There are times when theatre has the opportunity to shine a light to the plight of its subject. This is one such occasion. This hugely enjoyable and funny master-class of physical theatre, and the spoken word is a delight from start to finish.

PYCHEdelight is a leading creator of theatre made by refugees. Here they have taken Mohand Hasb Alrosol Abdalrahem's endearing recollections and passion for his homeland of Sudan, and lovingly explored it using comedy and poetry. There are moments that are some of the funniest things I have seen in a long time. Then next minute it switches to moving moments, such as the wonderfully lit near drowning in Nile.

The two performers are a joy to watch and their real friendship shines through. Mohand's face, a beaming smile full of sunshine leads Peter Pearson's eager Geordie on an imaginary, but transformative adventure. They embody various methods of transport, a cow, a pair of cud chewing camels and even a pyramid. Then to top it all, there is the scene where Mohand embodies several of his immediate family which has the audience in fits of laughter. What is totally engaging is the clever use of the Sudanese language in that scene . The gesticulations and facial expressions fully portray the meaning so all the audience shares the moments and the humour.

A video that Mohand and Peter created at the start of the rehearsal process went viral and has had over 90,000 views. This is woven into the story to great effect, and made even more delightful in the knowledge that this was a true event.

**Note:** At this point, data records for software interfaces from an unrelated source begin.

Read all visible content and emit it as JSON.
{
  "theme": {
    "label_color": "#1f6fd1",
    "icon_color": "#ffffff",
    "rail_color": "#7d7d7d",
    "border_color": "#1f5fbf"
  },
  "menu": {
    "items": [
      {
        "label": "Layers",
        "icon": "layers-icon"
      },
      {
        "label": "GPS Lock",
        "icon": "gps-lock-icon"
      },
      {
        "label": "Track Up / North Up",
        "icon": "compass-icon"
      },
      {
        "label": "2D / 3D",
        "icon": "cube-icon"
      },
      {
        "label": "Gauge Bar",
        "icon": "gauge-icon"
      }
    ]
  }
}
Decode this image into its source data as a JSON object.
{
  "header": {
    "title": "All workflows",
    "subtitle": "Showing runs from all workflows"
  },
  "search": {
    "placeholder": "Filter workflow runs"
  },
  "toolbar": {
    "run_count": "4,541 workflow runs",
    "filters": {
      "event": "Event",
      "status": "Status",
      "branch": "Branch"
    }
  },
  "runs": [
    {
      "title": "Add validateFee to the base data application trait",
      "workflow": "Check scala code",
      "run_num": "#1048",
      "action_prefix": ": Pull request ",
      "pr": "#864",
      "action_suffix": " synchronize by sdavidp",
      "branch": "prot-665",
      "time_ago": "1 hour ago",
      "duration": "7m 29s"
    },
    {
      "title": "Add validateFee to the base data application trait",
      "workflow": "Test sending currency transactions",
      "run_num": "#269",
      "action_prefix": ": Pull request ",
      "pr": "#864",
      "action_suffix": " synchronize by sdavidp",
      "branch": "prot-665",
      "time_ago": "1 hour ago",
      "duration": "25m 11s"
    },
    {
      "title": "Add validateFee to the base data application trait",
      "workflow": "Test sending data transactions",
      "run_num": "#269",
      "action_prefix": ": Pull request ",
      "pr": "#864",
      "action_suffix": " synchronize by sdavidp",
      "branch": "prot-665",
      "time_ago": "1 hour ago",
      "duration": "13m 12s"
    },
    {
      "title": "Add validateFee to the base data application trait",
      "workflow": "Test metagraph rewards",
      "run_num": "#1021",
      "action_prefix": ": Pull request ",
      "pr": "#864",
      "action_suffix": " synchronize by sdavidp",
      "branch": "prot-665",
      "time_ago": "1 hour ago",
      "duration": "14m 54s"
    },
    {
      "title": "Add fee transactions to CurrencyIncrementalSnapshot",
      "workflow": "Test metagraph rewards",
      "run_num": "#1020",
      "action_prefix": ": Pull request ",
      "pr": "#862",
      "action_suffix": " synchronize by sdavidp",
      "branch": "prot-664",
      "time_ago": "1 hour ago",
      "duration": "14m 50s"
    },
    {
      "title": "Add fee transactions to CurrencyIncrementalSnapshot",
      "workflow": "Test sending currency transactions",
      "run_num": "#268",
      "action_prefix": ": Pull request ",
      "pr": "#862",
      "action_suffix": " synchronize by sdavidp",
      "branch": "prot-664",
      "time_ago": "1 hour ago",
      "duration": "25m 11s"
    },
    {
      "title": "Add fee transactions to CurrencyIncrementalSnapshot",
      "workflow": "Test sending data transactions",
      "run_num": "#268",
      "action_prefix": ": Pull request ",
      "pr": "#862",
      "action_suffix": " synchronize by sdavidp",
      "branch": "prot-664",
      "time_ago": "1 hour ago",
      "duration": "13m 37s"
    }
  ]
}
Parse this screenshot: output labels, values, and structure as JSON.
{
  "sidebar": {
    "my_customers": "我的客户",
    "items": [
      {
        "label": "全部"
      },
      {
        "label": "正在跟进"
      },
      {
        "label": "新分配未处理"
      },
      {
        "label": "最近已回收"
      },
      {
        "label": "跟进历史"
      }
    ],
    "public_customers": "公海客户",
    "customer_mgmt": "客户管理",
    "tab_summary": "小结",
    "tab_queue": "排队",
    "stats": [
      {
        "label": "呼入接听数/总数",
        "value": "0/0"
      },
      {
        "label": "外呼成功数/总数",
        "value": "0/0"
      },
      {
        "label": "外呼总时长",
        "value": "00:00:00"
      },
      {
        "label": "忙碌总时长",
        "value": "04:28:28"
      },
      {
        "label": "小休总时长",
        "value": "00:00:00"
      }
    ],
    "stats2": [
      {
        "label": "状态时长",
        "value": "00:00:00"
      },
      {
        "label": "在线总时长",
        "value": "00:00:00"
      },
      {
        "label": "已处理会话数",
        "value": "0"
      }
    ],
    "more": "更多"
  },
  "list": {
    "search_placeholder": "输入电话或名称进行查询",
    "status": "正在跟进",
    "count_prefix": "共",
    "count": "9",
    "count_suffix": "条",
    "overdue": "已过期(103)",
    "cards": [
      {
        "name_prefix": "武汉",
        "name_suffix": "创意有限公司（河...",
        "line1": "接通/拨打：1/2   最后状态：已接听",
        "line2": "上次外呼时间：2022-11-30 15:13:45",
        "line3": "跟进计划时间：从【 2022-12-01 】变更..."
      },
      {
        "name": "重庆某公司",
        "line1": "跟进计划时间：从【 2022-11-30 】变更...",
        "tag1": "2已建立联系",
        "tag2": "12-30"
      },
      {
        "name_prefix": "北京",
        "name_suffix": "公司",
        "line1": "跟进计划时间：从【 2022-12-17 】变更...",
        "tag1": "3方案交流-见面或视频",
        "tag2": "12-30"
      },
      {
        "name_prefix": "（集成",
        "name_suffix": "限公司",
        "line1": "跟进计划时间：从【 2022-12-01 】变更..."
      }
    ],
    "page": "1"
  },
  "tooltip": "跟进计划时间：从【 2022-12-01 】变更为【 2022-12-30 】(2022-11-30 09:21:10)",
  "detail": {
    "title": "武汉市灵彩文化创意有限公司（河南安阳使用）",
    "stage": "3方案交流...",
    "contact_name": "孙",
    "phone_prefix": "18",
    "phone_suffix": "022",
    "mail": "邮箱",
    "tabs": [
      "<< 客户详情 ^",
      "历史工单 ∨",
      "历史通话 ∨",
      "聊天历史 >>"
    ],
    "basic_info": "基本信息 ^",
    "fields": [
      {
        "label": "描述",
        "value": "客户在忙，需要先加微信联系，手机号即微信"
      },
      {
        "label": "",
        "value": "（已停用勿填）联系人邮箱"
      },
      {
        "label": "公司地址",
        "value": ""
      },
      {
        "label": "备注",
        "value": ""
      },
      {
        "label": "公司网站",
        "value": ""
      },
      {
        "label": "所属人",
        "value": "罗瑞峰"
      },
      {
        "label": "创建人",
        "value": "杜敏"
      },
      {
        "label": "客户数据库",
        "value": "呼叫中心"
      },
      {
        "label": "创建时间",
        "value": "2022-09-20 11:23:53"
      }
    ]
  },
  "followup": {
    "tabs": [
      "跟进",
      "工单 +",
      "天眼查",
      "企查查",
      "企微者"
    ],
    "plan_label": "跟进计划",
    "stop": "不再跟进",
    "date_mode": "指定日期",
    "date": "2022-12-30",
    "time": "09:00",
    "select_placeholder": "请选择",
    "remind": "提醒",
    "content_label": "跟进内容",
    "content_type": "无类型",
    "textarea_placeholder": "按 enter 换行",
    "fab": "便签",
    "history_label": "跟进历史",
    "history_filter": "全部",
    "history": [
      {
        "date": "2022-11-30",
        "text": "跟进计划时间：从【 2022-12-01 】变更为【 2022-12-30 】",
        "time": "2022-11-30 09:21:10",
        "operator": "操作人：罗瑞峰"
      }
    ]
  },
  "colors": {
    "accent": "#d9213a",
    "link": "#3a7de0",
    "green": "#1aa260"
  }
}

Sophie Bertrand Besse has done a masterly job of steering the devising and manic storytelling from these two wonderful performers . It's easy to tell how much this play means to the refugees from Sudan from the reception it received on Press Night. If you wanted proof how important and transformative theatre is, this is that production .